Directions: What follows is a set of records; restate each one word for word and drop the pictures.

[Information Boundary: Start]

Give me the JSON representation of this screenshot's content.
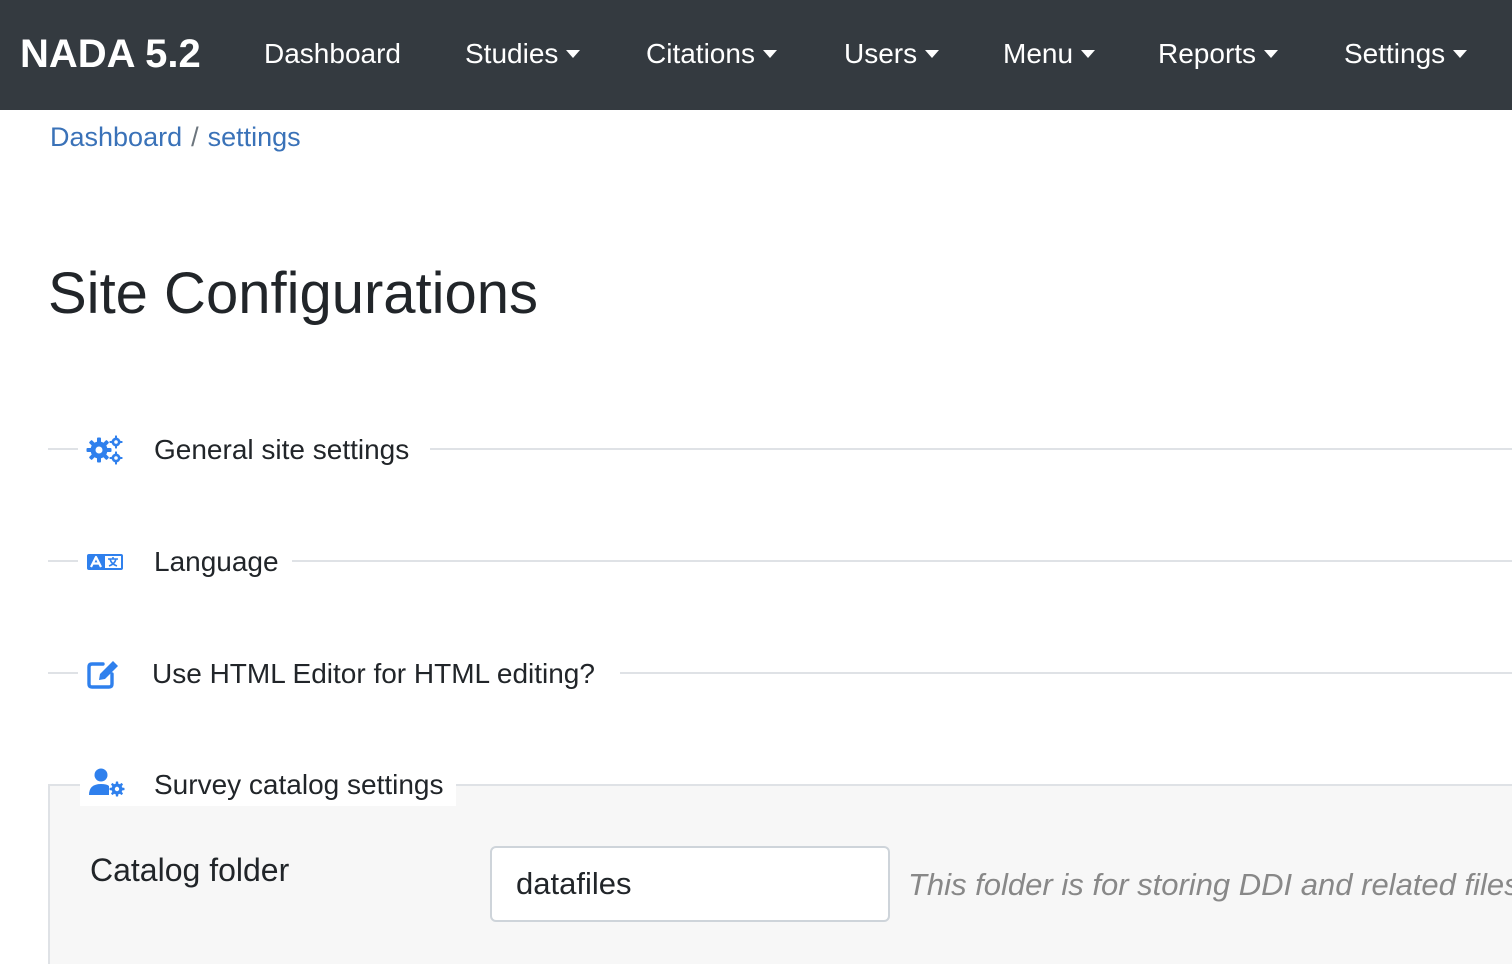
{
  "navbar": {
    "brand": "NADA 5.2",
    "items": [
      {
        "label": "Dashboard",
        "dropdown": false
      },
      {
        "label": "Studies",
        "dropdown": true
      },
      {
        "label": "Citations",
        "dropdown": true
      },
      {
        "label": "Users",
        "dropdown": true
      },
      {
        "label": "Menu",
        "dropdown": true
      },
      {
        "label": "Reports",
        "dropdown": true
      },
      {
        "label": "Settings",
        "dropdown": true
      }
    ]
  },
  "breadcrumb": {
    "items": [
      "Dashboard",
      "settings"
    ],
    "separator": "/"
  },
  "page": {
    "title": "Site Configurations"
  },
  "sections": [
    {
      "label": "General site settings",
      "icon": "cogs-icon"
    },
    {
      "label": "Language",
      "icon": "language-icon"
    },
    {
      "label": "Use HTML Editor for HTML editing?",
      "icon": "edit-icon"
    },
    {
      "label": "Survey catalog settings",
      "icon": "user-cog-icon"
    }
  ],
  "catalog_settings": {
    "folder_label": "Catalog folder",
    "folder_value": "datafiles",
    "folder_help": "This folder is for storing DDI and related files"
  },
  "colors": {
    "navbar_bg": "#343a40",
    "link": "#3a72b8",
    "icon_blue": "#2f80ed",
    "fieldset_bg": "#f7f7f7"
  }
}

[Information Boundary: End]

Task solution:
Give me the JSON representation of this screenshot's content.
{
  "navbar": {
    "brand": "NADA 5.2",
    "items": [
      {
        "label": "Dashboard",
        "dropdown": false
      },
      {
        "label": "Studies",
        "dropdown": true
      },
      {
        "label": "Citations",
        "dropdown": true
      },
      {
        "label": "Users",
        "dropdown": true
      },
      {
        "label": "Menu",
        "dropdown": true
      },
      {
        "label": "Reports",
        "dropdown": true
      },
      {
        "label": "Settings",
        "dropdown": true
      }
    ]
  },
  "breadcrumb": {
    "items": [
      "Dashboard",
      "settings"
    ],
    "separator": "/"
  },
  "page": {
    "title": "Site Configurations"
  },
  "sections": [
    {
      "label": "General site settings",
      "icon": "cogs-icon"
    },
    {
      "label": "Language",
      "icon": "language-icon"
    },
    {
      "label": "Use HTML Editor for HTML editing?",
      "icon": "edit-icon"
    },
    {
      "label": "Survey catalog settings",
      "icon": "user-cog-icon"
    }
  ],
  "catalog_settings": {
    "folder_label": "Catalog folder",
    "folder_value": "datafiles",
    "folder_help": "This folder is for storing DDI and related files"
  },
  "colors": {
    "navbar_bg": "#343a40",
    "link": "#3a72b8",
    "icon_blue": "#2f80ed",
    "fieldset_bg": "#f7f7f7"
  }
}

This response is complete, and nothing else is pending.